All My Sons- Arthur Miller
Arthur Miller's All My Sons is a perfect example of a literary work that builds up to, and then reaches, an ending that simultaneously satisfies the reader's expectations and brings all the play's themes to a dramatic conclusion. As the past slowly bubbles up into the present, the reader begins to need certain confrontations - and certain judgments - to occur. The finale that Miller deftly crafted for this play
showed first 75 words of 482 total
showed last 75 words of 482 total
soon as Miller sets his main theme into place, the entire play moves in the direction of that theme's tragic conclusion.

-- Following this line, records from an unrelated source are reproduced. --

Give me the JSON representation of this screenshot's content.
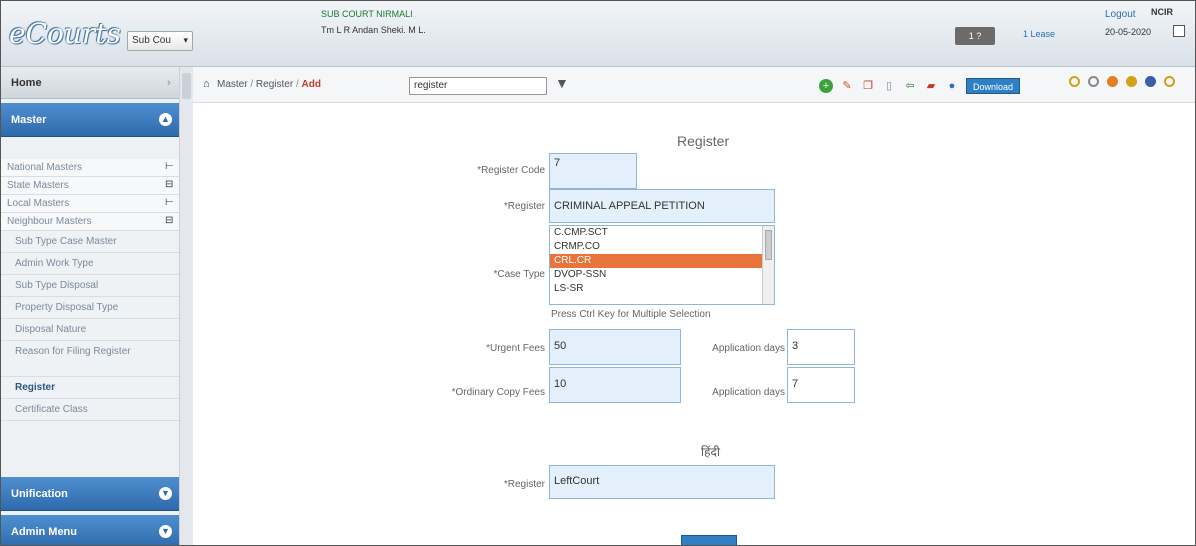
{
  "header": {
    "logo": "eCourts",
    "court_select": "Sub Cou",
    "court_name": "SUB COURT NIRMALI",
    "court_subtitle": "Tm L R Andan Sheki. M L.",
    "user_button": "1 ?",
    "user_link": "1 Lease",
    "logout": "Logout",
    "logout_badge": "NCIR",
    "date": "20-05-2020"
  },
  "toolbar": {
    "breadcrumb": {
      "root": "Master",
      "mid": "Register",
      "active": "Add"
    },
    "search_value": "register",
    "download_label": "Download"
  },
  "sidebar": {
    "home": "Home",
    "master": "Master",
    "items": [
      "National Masters",
      "State Masters",
      "Local Masters",
      "Neighbour Masters",
      "Sub Type Case Master",
      "Admin Work Type",
      "Sub Type Disposal",
      "Property Disposal Type",
      "Disposal Nature",
      "Reason for Filing Register",
      "Register",
      "Certificate Class"
    ],
    "unification": "Unification",
    "admin_menu": "Admin Menu"
  },
  "form": {
    "title": "Register",
    "register_code_label": "*Register Code",
    "register_code_value": "7",
    "register_label": "*Register",
    "register_value": "CRIMINAL APPEAL PETITION",
    "case_type_label": "*Case Type",
    "case_type_options": [
      "C.CMP.SCT",
      "CRMP.CO",
      "CRL.CR",
      "DVOP-SSN",
      "LS-SR"
    ],
    "case_type_selected": "CRL.CR",
    "hint": "Press Ctrl Key for Multiple Selection",
    "urgent_fees_label": "*Urgent Fees",
    "urgent_fees_value": "50",
    "ordinary_fees_label": "*Ordinary Copy Fees",
    "ordinary_fees_value": "10",
    "appl_days_1_label": "Application days",
    "appl_days_1_value": "3",
    "appl_days_2_label": "Application days",
    "appl_days_2_value": "7",
    "regional_title": "हिंदी",
    "regional_label": "*Register",
    "regional_value": "LeftCourt"
  },
  "colors": {
    "accent": "#2e6aab",
    "selected": "#e8743b",
    "field_bg": "#e3f0fb"
  }
}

The battle described in Miller's drama, the unending war between social expediency and moral righteousness, comes to the inevitable climax that the reader needs and expects. No loose ends are left behind to add ambiguity to the work, and the reader is left satisfied that Miller has come to a logical and fulfilling denouement.